**DIRECTIONS**: Copy every line below where the string "offset" is found.

**EXERCISE MATERIALS**:
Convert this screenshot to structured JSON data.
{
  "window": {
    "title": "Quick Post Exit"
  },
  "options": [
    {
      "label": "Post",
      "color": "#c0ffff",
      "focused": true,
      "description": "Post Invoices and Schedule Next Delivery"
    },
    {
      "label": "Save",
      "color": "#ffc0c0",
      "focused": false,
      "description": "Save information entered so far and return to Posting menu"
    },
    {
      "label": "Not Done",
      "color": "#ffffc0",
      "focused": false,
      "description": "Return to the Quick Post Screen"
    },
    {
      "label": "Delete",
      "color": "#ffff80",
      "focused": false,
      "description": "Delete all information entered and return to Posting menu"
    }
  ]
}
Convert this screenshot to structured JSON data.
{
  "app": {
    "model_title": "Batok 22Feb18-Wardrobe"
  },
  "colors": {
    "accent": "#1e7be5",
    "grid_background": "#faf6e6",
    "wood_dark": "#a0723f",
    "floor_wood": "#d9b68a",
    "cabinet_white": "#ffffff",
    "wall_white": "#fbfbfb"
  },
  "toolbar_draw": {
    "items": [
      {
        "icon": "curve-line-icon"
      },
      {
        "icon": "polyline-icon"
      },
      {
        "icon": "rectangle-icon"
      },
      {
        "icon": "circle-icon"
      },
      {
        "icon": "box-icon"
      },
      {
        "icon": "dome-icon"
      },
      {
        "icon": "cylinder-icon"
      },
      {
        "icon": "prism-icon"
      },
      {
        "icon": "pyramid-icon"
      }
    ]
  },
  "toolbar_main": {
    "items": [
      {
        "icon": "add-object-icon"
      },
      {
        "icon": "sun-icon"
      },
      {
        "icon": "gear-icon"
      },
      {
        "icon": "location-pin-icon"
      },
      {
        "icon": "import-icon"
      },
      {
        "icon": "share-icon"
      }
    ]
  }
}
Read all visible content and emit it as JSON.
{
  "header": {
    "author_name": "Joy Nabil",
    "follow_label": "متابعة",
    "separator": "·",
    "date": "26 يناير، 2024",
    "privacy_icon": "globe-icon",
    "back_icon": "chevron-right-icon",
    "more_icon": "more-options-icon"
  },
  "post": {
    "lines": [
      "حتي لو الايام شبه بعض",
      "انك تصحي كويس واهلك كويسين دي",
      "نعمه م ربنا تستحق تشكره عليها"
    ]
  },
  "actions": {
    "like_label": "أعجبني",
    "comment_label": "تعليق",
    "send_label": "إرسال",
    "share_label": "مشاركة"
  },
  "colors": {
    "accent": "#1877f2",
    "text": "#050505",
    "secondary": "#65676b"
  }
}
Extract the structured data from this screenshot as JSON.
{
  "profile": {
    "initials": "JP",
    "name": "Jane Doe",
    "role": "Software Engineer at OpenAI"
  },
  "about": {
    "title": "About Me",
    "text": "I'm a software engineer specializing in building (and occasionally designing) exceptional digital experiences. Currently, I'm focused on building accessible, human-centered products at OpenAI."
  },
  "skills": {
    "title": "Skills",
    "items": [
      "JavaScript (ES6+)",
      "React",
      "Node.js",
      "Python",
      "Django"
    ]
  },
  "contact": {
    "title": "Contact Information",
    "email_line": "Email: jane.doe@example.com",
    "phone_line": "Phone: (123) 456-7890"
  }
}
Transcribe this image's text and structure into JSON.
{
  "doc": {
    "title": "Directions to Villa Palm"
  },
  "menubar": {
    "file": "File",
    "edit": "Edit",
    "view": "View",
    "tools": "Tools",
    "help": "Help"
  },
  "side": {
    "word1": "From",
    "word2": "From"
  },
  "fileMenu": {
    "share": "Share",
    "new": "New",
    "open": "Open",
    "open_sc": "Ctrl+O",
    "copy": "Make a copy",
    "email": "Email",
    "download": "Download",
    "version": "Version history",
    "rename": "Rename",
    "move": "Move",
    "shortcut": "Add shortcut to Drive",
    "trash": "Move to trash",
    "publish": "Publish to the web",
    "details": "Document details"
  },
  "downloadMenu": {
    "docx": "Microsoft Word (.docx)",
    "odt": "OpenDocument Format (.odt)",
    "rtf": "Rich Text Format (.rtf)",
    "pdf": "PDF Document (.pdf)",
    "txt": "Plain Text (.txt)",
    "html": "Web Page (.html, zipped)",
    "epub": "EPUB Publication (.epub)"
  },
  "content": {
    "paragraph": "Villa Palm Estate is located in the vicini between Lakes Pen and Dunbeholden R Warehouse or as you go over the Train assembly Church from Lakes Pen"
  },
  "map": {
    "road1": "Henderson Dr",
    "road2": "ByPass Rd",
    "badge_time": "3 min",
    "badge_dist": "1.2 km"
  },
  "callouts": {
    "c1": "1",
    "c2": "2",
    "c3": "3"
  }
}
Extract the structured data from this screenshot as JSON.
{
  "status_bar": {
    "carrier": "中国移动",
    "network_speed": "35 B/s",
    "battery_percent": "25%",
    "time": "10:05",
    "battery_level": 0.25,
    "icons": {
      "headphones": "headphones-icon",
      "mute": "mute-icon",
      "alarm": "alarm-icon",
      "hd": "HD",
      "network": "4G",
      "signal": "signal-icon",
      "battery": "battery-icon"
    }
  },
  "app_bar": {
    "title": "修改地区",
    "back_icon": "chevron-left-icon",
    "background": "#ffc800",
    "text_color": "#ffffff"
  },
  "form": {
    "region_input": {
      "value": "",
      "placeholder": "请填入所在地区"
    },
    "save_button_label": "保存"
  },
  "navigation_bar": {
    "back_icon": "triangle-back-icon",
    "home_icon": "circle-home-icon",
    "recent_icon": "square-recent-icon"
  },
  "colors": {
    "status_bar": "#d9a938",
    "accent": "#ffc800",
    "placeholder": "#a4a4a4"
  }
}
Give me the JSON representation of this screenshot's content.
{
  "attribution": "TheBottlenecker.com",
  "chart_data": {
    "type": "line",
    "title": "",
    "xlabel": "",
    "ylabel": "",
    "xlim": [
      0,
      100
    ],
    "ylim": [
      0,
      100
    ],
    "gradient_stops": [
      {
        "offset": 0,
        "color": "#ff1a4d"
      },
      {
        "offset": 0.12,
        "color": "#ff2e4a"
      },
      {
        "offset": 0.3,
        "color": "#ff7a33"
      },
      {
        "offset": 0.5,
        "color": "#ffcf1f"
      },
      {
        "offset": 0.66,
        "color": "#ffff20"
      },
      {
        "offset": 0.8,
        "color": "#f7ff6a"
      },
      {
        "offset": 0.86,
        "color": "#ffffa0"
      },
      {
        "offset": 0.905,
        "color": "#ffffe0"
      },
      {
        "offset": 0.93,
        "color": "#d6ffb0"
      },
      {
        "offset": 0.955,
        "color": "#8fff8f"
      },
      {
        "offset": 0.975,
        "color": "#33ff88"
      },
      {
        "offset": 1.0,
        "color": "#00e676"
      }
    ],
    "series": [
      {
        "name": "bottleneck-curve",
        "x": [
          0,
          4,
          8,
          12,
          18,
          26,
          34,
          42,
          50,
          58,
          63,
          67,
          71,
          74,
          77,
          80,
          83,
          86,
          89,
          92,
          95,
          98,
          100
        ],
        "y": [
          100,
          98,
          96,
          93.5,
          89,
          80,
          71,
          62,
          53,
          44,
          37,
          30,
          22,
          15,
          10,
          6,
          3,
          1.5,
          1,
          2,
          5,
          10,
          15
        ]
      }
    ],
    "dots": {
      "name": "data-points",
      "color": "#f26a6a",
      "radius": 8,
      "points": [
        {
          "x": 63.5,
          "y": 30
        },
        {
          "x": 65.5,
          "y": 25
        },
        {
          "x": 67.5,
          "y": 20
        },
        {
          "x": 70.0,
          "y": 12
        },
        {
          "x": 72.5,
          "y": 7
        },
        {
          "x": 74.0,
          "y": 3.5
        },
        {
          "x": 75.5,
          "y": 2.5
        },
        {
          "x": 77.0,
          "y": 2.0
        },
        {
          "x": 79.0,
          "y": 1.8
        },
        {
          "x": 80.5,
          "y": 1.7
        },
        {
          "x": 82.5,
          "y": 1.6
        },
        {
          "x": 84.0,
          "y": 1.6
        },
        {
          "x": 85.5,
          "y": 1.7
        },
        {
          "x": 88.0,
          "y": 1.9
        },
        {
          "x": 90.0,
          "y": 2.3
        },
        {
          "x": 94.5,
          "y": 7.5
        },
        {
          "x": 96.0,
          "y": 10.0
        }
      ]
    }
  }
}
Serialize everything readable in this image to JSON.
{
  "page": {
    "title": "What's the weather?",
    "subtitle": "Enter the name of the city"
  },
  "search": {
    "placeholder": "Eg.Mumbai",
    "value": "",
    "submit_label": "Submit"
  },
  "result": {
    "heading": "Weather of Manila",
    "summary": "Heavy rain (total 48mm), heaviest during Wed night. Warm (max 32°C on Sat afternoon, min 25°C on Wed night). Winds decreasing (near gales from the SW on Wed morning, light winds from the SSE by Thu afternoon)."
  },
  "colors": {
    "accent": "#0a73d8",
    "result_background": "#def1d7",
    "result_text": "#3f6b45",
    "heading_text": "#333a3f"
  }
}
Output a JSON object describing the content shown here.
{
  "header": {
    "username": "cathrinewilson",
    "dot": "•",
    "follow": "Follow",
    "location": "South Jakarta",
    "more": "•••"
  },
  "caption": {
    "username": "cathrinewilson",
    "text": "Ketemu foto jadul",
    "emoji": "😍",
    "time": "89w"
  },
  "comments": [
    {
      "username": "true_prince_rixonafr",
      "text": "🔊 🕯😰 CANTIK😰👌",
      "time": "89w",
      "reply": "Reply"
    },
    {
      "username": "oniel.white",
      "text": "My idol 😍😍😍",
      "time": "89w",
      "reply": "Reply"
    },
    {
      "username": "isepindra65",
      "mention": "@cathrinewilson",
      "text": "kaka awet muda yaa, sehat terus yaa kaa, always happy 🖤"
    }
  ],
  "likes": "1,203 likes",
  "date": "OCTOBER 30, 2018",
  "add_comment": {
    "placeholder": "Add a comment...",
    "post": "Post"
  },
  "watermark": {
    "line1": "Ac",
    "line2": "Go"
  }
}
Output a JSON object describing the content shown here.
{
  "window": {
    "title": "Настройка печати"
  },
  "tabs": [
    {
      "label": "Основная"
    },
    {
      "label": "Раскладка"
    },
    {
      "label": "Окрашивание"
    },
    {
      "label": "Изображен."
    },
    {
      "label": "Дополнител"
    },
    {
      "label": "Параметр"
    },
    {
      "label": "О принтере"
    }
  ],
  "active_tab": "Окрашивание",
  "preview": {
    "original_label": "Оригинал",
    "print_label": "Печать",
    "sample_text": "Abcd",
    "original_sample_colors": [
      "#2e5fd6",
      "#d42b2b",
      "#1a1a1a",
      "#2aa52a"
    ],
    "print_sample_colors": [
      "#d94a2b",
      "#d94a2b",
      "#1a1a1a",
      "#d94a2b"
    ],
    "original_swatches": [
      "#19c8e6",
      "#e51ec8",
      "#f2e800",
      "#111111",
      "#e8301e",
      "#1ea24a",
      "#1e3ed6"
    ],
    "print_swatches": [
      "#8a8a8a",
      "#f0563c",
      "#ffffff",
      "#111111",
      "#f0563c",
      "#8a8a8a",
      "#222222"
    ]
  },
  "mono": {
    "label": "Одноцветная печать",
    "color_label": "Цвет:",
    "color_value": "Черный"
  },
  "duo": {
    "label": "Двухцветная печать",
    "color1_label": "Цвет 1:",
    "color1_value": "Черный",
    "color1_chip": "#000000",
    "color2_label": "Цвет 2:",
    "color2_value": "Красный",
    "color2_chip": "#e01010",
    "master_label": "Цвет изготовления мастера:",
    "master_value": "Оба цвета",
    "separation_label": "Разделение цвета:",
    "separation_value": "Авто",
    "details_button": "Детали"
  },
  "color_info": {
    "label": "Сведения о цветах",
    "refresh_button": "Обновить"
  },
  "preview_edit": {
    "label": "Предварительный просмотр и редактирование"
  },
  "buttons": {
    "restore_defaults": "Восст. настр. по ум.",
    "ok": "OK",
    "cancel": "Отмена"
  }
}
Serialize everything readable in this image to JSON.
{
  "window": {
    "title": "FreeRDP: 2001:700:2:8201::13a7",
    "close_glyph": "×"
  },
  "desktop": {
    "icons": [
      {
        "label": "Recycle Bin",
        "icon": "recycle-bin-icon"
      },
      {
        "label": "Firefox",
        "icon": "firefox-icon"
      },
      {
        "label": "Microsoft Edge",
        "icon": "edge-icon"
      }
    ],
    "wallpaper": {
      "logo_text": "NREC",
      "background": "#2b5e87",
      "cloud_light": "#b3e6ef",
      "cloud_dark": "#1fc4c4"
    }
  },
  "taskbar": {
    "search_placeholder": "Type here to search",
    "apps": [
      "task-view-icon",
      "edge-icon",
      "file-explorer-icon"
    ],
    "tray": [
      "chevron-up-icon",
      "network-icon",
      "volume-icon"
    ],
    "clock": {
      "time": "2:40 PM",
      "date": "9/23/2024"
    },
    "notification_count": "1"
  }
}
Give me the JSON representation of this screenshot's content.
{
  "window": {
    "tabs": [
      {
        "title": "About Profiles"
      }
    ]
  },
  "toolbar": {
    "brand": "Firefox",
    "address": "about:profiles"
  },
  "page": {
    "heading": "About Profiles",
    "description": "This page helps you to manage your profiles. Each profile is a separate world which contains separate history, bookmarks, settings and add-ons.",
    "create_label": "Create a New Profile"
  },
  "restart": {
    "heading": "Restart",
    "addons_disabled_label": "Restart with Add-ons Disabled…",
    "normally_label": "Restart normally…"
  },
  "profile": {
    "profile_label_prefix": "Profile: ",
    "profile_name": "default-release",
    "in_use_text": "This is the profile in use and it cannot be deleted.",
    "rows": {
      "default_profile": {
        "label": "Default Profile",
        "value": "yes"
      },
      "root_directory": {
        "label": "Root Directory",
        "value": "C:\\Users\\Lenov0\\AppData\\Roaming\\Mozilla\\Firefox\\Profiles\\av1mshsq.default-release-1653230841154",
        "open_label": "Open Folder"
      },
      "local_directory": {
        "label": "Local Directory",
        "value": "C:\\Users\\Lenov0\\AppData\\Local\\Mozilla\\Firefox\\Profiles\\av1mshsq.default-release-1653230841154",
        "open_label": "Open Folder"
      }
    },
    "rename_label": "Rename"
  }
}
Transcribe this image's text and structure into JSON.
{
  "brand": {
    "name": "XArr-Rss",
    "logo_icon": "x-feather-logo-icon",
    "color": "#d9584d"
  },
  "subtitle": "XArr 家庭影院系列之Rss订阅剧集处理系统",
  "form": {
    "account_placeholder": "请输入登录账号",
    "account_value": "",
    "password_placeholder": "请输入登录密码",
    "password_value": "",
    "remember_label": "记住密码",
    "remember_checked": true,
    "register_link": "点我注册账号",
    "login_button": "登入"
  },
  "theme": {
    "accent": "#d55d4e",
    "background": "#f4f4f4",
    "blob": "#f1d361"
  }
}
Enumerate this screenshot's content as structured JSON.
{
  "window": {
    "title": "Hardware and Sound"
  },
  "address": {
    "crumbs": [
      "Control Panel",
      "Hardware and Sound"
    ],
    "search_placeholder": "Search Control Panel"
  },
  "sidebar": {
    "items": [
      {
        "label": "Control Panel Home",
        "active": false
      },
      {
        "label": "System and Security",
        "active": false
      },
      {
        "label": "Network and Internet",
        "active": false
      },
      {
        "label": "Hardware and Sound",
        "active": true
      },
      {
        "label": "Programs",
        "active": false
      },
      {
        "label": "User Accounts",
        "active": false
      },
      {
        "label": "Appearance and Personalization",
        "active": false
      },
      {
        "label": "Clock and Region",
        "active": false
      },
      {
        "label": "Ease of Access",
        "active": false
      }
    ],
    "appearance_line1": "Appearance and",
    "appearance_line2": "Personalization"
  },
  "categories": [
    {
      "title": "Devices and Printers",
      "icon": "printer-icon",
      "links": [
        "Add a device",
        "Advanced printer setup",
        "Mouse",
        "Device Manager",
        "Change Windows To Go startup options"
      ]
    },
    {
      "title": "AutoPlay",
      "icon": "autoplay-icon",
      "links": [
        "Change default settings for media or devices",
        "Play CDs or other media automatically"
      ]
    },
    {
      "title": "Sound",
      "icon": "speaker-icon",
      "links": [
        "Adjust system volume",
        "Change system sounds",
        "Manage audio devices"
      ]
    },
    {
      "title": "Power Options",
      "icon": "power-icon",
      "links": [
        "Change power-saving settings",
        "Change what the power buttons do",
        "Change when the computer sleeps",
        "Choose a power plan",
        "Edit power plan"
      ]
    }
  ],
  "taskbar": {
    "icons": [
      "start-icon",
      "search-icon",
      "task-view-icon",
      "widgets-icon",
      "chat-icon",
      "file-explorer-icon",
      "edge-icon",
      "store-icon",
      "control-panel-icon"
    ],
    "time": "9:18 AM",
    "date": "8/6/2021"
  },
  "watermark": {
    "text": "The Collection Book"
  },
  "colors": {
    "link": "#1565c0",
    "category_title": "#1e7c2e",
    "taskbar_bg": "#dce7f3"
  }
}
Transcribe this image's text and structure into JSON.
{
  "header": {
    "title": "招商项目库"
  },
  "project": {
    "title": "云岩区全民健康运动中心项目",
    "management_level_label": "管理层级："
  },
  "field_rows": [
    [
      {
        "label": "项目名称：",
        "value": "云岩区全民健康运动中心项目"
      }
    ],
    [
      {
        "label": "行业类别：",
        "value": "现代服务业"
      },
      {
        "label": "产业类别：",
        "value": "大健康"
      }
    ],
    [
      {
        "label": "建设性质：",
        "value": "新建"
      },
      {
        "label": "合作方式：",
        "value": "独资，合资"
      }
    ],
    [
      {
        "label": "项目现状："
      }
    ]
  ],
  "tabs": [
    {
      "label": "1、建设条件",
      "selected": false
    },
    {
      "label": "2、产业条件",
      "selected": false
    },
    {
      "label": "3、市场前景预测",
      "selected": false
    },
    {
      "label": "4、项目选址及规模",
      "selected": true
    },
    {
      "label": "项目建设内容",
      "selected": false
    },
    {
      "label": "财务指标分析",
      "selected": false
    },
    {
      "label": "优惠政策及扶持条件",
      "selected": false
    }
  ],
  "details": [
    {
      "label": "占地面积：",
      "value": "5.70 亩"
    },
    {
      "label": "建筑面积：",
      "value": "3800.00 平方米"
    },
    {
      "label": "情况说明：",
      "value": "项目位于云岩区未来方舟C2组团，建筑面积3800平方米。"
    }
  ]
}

**ANSWER AREA**:
        "offset": 0,
        "offset": 0.12,
        "offset": 0.3,
        "offset": 0.5,
        "offset": 0.66,
        "offset": 0.8,
        "offset": 0.86,
        "offset": 0.905,
        "offset": 0.93,
        "offset": 0.955,
        "offset": 0.975,
        "offset": 1.0,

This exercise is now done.